The heavy rain on friday morning delayed both me and Danliang to Tanjong Katong Secondary School (TKSS). Nevertheless, we made it and I've learned more about diversity in Singapore than I ever knew, even though I was 15 minutes late.
Along with the teenagers of TKSS, both me and Danliang were subjected to the environmental facts of Singapore. Learning how her speedy development has affected (and still affecting!) and taken a toil on the many ecosystems in parts of Singapore, is only secondary to the interesting facts on biodiversity around Singapore.
Chek jawa was introduced as an amazement of biodiversity located in the eastern regions of Pulau Ubin. Being such a tiny land, it is an understatement to say it is fascinating as it boasts a surprising number of 6 different ecosystems - Coastal Hill forests, mangroves, rocky shores, sandy shores, seagrass lagoon, and coral rubbles. As expected, a great wealth of creatures and plants can be found here. Some that I read from the articles found on the Chek Jawa website includes octopuses, seahorses, a variety of crabs to a friendly wild boar. Also mentioned and shown in the talk was the purple crab with distinctive violet shades and the moon crabs with their spade legs. I guess everyone was captivated to see a purple legged crab as the silence in the lecture hall said it all.
The next topic was on Pulau Hantu. There were several inhabitants I thought I'd never see in Singapore except on discovery channels and animal planet. We were treated to slides of some of the world's most poisonous snakes; sea snakes! One of the animals that got some student's interacting was the sea turtles. The incident of baby turtles losing their direction in East Coast Park (ECP) by crawling inlands instead of going out to sea allowed me a special lesson. I never knew that turtles are guided by stars. The numerous lamp-posts illuminated ECP like the stars illuminates the sky and these little hatchlings thus get confused and lose their directions. After that a frantic and tight rescue operation was executed and the day was saved by some of the RMBR team and the roller bladers who found them.
This shows that the public, not just the conservationists, can contribute to helping and conserving anything. Be it ecosystems or a specific animal like the sea turtle. The video on Chek Jawa shouts out the fact that people from all walks of life actually have the ability to make differences in plans, like the reclamation plan on Chek Jawa, by voicing out their opinions and standing firm on their beliefs. This is quite sensational, as making impacts in major government schemes is something that has never crossed my mind and something that most people will advise me against as "dont try anything funny with the government ah.."

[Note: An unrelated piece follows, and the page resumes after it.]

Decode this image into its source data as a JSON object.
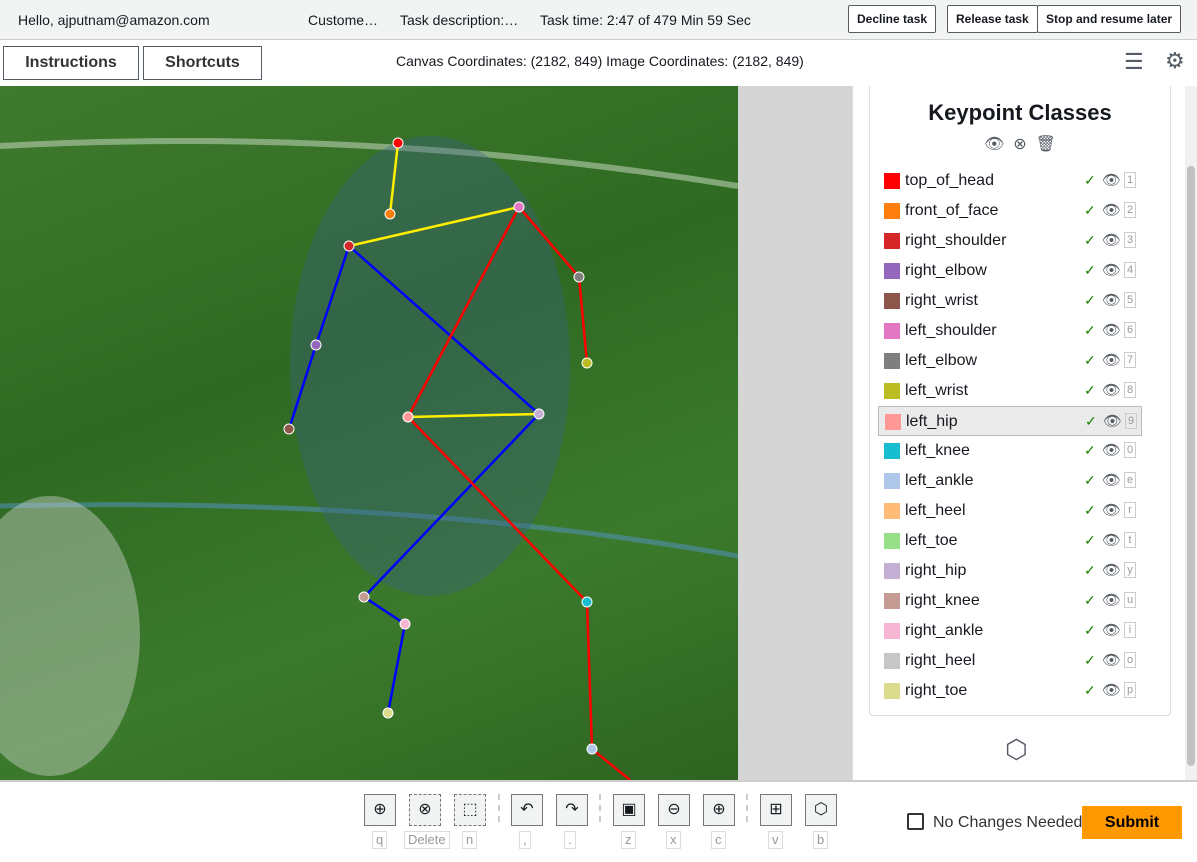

Back to the interesting facts I learnt from the talk, Sungei Buloh a wetland reserve in Singapore, is home to the smooth coated and small clawed otters. A total of 13 species of otters can be found worldwide and only 4 are known to be in South East asia. It is quite a feat that 2 are located in Singapore and that a family of otters have made permanent residence here. =) Also caught wrestling in action were two male monitor lizards. The video clip was shown again with excited ooos and ahhs from the students as Mr. Siva pointed out the object of the conflict - a female monitor lizard slipping of coyly into the mangrove waters. The males battle it out by just pushing each other about through a hugging (not mating) position. The winner would be the one who is able to hold on the longest without falling over. Following this, we were told how a scratch would be fatal to these creatures as the forest they live in are full of bacteria and flies that carry diseases. One can just die from an infection of a shallow cut. Fortunately, the battle doesn't involve hurting each other a lot; only a lot of pushing around. Nevertheless, this certainly makes me all the more thankful I'm human and living in sanitary urban areas.
One other burning fact to share's the fact on how some mangrove snakes eat crabs. During shredding season, crabs release hormones which alerts the snakes. They they spot one, kill it and pull chunks of crab meat out by holding it down with loops of their muscular bodies. The amazing adaptability of these snakes means more choices on the menu and a higher chance of surviving in the wilderness.
Danliang just reminded me how short blogs should be and I guess you readers out there are waiting for this to end.. So I'll get to the highlight of the day, which is the fact that snakes actually JUMP. Yes they do, and that's one of the escape mechanism which increases their survival chance. Usually, they sidewind after being released. Yet a video of a snake jumping away showed how it can change direction while getting away. The amazement of it chorused around the lecture halls as students and interns alike exclaim in disbelief and excitement. This talk really widened my horizons on the many animal lifeforms to be found and their amazing potential for weird behaviors. No wonder for the saying, "Learning never stops." With so much biodiversity around to discover and experience about, I'd come up with one of my own, "Never stop learning".
Last but not least, these are several blogs that can be related to the talk: Pulau Hantu - A celebration of marine life, The Blue Tempeh, Habitatnews, wildsingapore, and not forgetting the Raffles Museum of Biodiversity Research of course!